A projection is a mathematical formula for translating the angle-based 3D geographic coordinates to 2D grid-based coordinates. It is important to note that all map representations on a flat surface – whether on a screen or a paper map – are projected even if the author is unaware they are implementing a translation. Even if you define the grid as using latitude values for y-coordinates and longitude values for x-coordinates, this is still a projection (in fact this particular projection is variously known as Simple Cylindrical, Equirectangular or Plate Carrée). The important thing to note is that projection always introduces distortion in shape, area, distance or direction.
Although you can use degrees as the units in your grid, they are inconvenient. Most projections other then a Plate Carrée will result in a grid with curved vertical lines because the distance between longitudes decreases as you move towards the poles. Also for most practical map applications linear units – which measure distances from point to point in a straight line – are more intuitive and correspond to the units more typically used for expressing distance and area. Using linear units, distances between grid lines remain constant.
Often the grid used in a projection uses a Cartesian coordinate system which involves two perpendicular lines that intersect at an origin point to define (0,0). One line represents the horizontal axis (x-axis) and the other the vertical axis (y-axis). In the standard Cartesian grid values to the right of the origin on the x-axis are positive and those to the left are negative; similarly, for the y-axis, values above the origin are positive and values below the origin are negative.
Choosing a Projection

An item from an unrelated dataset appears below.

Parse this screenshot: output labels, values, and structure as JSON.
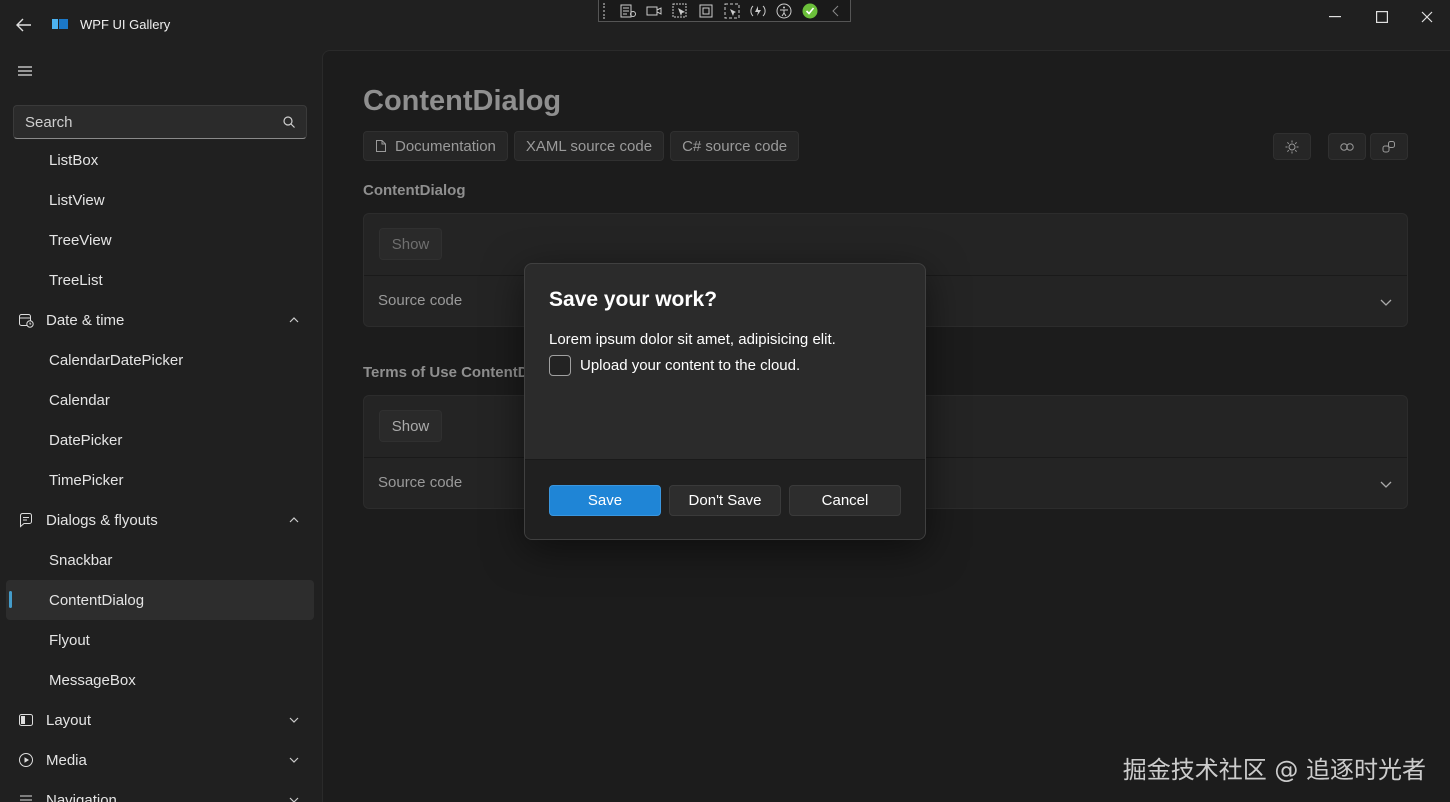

As noted earlier, all projections distort the true representation of the Earth’s surface to some extent, but they do so in various ways. This means different projections are more suitable to different mapping purposes. In addition, most projections cannot display the entire Earth’s surface on one map; at most a single hemisphere can be depicted. Some projections are only suitable for mapping a limited region – for example the Universal Transverse Mercator (UTM) divides the Earth into sixty zones; if the desired map extends across several zones, another projection needs to be used. Additionally, the UTM projection’s distortions become extreme as you approach the poles and therefore the zones are limited to +80⁰ to -80⁰ latitude.
The four types of distortion that can occur from a projection are:
- Distance (from point to point)
- Direction (from point to point)
A map projection can only faithfully preserve at most one of these characteristics. Most map projections attempt to compromise to display acceptable levels of distortion across all four factors. There are four general classes of projections that are particularly good at minimizing each type of distortion.
- Conformal – Shapes are well preserved.
- Equal Area – Areas are well preserved.
- Equidistant – Distances between points are well preserved.
- Azimuthal – Angle directions between points are well preserved.
Factors in Choosing a Projection
If all you want to do is to display data in relation to its geographic context, the choice of projection is not critical. Anything that covers the mapping extent and where distortion does not confuse the message is acceptable. However, if any geographic statistics are to be derived from the map – for instance comparison of areas or identifying distances between points – then the choice of projection becomes impactful. A non-exhaustive list of factors in choosing a projection are:
- Geographic extent that must be covered.
- Geographic statistics that will be obtained.
- What projections are supported by software tools.
- Projection that source data is supplied in.
- Standards for the industry or geographic region.